(Records from a data source)
━━━━━━━━━━

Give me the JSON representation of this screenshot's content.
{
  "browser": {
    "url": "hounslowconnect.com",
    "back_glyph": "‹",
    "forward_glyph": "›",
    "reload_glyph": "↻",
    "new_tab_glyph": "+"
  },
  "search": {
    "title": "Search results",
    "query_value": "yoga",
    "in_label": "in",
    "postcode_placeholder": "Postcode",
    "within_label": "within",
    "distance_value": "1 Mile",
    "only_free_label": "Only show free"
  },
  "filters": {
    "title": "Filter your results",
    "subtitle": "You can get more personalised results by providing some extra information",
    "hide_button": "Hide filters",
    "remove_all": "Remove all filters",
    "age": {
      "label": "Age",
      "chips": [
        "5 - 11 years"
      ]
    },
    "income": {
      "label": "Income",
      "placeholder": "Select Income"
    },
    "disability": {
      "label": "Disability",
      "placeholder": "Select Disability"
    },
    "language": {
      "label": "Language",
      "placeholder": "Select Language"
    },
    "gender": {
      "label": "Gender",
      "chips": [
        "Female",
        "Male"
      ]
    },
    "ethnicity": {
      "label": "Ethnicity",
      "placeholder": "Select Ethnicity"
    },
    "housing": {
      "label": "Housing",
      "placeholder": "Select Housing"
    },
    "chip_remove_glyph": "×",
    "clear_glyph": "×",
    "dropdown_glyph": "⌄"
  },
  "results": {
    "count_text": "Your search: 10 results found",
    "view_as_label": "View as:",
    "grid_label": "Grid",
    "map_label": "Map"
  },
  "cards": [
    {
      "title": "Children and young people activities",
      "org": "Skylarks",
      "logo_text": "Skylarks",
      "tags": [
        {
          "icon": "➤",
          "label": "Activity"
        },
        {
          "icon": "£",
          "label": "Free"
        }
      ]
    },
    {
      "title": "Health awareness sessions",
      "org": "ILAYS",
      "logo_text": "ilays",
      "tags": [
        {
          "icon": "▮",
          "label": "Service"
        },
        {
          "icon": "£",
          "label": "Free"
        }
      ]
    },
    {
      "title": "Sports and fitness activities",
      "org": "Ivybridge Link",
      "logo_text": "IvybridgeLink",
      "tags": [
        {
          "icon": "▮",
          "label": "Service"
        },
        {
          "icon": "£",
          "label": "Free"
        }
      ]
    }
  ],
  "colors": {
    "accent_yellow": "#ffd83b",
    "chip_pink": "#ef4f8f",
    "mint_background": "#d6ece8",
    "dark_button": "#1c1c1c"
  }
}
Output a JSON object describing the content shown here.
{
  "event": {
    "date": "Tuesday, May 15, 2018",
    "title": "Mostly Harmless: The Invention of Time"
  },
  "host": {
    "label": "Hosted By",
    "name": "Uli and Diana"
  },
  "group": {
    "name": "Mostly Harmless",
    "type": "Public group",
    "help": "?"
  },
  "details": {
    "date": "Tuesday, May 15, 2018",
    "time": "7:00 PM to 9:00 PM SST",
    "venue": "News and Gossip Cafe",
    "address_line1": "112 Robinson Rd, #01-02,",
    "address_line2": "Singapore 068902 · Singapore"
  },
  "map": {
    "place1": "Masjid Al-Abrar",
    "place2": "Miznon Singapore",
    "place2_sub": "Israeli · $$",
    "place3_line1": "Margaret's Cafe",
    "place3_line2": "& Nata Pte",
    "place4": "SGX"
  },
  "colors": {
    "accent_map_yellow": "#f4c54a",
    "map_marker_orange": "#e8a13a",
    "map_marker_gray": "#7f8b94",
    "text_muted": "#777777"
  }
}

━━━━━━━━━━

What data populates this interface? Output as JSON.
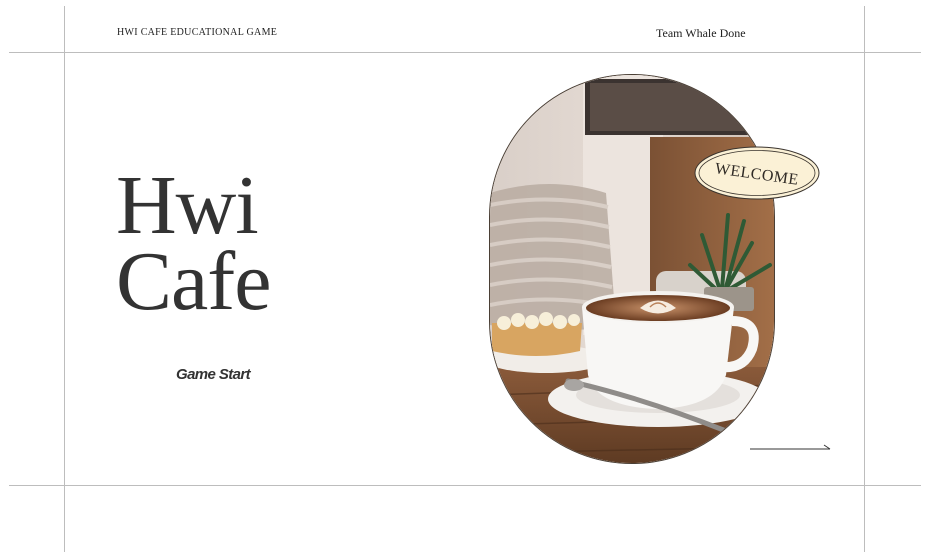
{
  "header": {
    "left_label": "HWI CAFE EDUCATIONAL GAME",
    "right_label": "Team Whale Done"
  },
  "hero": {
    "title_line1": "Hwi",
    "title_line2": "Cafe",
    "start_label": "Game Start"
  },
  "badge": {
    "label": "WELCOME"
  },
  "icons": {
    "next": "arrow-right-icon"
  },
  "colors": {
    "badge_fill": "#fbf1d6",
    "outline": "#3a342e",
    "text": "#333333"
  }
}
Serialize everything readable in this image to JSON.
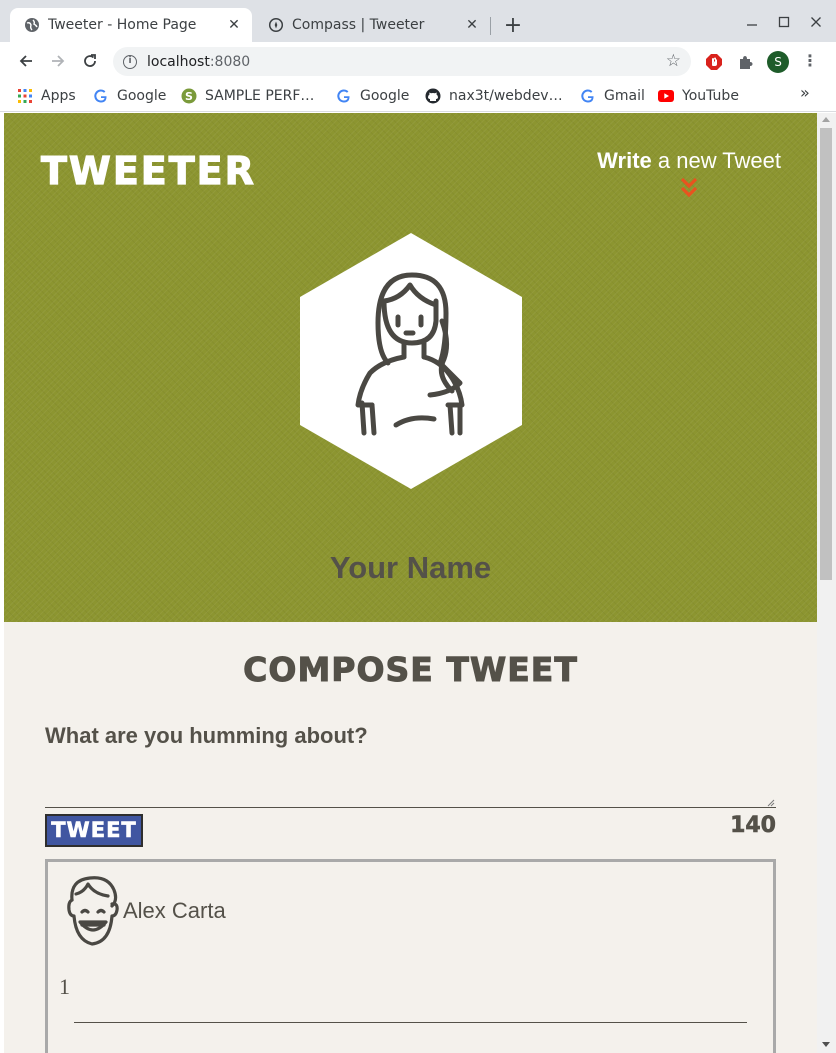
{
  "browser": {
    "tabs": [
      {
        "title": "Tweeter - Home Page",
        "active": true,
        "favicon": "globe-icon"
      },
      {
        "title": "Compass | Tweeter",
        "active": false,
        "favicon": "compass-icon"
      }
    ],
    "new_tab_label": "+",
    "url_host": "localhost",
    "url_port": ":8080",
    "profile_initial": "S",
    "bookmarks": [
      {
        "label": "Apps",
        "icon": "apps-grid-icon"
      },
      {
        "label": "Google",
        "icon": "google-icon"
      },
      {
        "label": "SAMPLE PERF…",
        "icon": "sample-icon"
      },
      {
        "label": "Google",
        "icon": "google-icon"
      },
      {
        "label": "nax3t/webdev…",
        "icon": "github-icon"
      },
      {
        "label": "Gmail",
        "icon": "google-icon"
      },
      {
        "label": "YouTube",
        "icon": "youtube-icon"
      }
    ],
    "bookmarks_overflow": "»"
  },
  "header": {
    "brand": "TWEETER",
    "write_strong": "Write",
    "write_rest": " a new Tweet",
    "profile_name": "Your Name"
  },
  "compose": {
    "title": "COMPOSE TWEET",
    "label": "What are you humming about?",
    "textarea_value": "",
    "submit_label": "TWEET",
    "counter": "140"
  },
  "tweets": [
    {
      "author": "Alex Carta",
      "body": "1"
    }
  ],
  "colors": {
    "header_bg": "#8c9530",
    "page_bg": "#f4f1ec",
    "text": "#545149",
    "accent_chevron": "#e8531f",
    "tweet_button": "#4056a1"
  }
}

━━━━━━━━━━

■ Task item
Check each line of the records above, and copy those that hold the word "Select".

■ Solution below
      "placeholder": "Select Income"
      "placeholder": "Select Disability"
      "placeholder": "Select Language"
      "placeholder": "Select Ethnicity"
      "placeholder": "Select Housing"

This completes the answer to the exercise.